Records provided —
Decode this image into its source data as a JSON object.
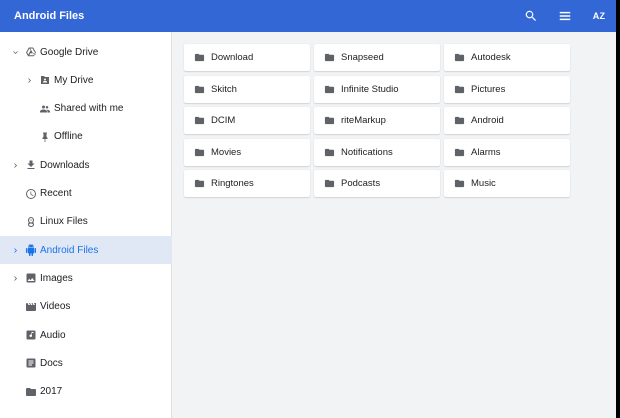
{
  "app": {
    "title": "Android Files"
  },
  "toolbar": {
    "search_icon": "search-icon",
    "view_icon": "list-view-icon",
    "sort_label": "AZ"
  },
  "sidebar": {
    "items": [
      {
        "label": "Google Drive",
        "icon": "drive-icon",
        "chevron": "down",
        "level": 0
      },
      {
        "label": "My Drive",
        "icon": "my-drive-icon",
        "chevron": "right",
        "level": 1
      },
      {
        "label": "Shared with me",
        "icon": "people-icon",
        "chevron": "",
        "level": 1
      },
      {
        "label": "Offline",
        "icon": "pin-icon",
        "chevron": "",
        "level": 1
      },
      {
        "label": "Downloads",
        "icon": "download-icon",
        "chevron": "right",
        "level": 0
      },
      {
        "label": "Recent",
        "icon": "clock-icon",
        "chevron": "",
        "level": 0
      },
      {
        "label": "Linux Files",
        "icon": "penguin-icon",
        "chevron": "",
        "level": 0
      },
      {
        "label": "Android Files",
        "icon": "android-icon",
        "chevron": "right",
        "level": 0,
        "active": true
      },
      {
        "label": "Images",
        "icon": "image-icon",
        "chevron": "right",
        "level": 0
      },
      {
        "label": "Videos",
        "icon": "video-icon",
        "chevron": "",
        "level": 0
      },
      {
        "label": "Audio",
        "icon": "audio-icon",
        "chevron": "",
        "level": 0
      },
      {
        "label": "Docs",
        "icon": "docs-icon",
        "chevron": "",
        "level": 0
      },
      {
        "label": "2017",
        "icon": "folder-icon",
        "chevron": "",
        "level": 0
      }
    ]
  },
  "folders": [
    "Download",
    "Snapseed",
    "Autodesk",
    "Skitch",
    "Infinite Studio",
    "Pictures",
    "DCIM",
    "riteMarkup",
    "Android",
    "Movies",
    "Notifications",
    "Alarms",
    "Ringtones",
    "Podcasts",
    "Music"
  ],
  "colors": {
    "header": "#3367d6",
    "active_bg": "#e1e8f5",
    "active_text": "#1a73e8"
  }
}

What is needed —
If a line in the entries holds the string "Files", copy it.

Result below —
    "title": "Android Files"
        "label": "Linux Files",
        "label": "Android Files",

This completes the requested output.